If the governing body is serious about maximising the potential of the NRL, it needs to consider the geographical challenges of the Gold Coast and the more prosperous opportunities in Brisbane.

As it stands, the Titans are a financial basket case.

And in a Gold Coast region littered with carcasses from a coterie of top-level sports, no one can table a bulletproof argument that the area is commercially fertile enough to sustain an NRL team.

I truly hope the club's new owners Rebecca Frizelle and Darryl Kelly prove me wrong because they, along with CEO Graham Annesley and chairman Dennis Watt, are clever operators with a desire to succeed on the Gold Coast.

But if the Titans can't turn a profit before the next TV deal in 2023, the NRL should close the doors and shift the licence to Brisbane.

Cold, hard figures underscore the struggle ahead for Frizelle and Kelly.

Last year, the Titans lost $3.17 million. Since 2014, they have haemorrhaged $12.62m.

What would long-suffering Gold Coast fans make of it? (Scott Fletcher)
What would long-suffering Gold Coast fans make of it? (Scott Fletcher)

This season, they will post another deficit, albeit significantly smaller given the generous $12.3 million grant from the NRL to each of the 16 clubs.

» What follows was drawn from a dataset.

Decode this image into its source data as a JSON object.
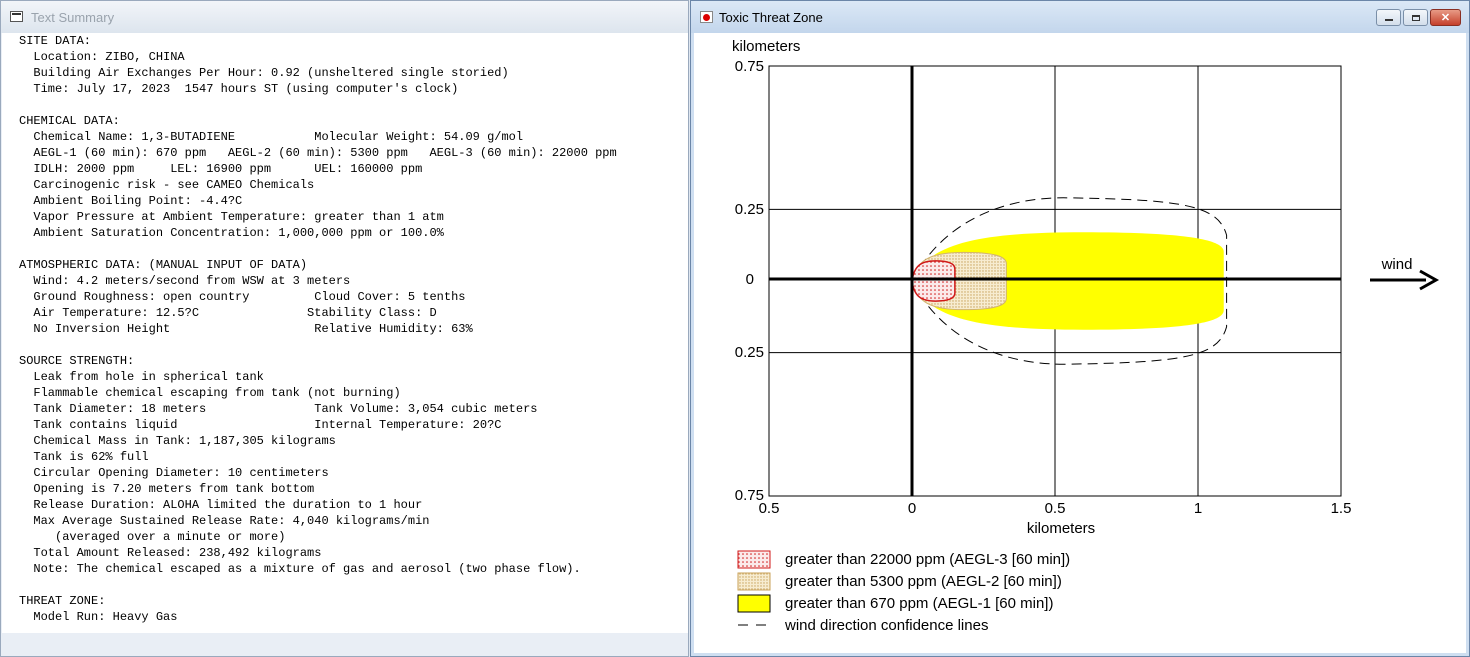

Where the red ink stops is anyone's guess, but the one certainty is this: Brisbane is a bigger, more populated and more commercially robust market than the Gold Coast.

Surely someone on the ARL Commission can see the absurdity in the NRL possessing just one team - the Brisbane Broncos - in Queensland's most populous city.

Brisbane is home to 2.2 million people. The Gold Coast has a population of 577,000, many of whom are transient types more concerned with the bright lights and sights of Cavill Avenue.

Brisbane's only team, the Broncos, last year posted record revenue of $42 million.

That figure suggests there is untapped millions and a slew of sponsorship opportunities for a second Brisbane team compared to the corporate battle the Titans wage every year.

If the NRL is concerned about losing a turf war with the AFL on the Gold Coast, they need not worry.

The AFL's Suns have the bark and bite of a French poodle, relying on ludicrous handouts from the AFL ($25 million last year) just to maintain some semblance of a heartbeat.

The Suns' threat is minimal, and harnessed anyway by their existence in a smaller market. Two NRL clubs in Brisbane, boasting three times as many people as the Gold Coast, would ostensibly crush the AFL's Lions in the more critical southeast Queensland sector.


Of course, winning is a vital currency, and the Titans have lost their mojo.

Since making the 2010 preliminary final, they have won just 64 of 172 games. Only Newcastle have won fewer games (62) over the same seven-year period.

The time is now for the Titans to put their stamp on the Gold Coast.

Otherwise, the NRL should walk away forever and give the Broncos a true competitor.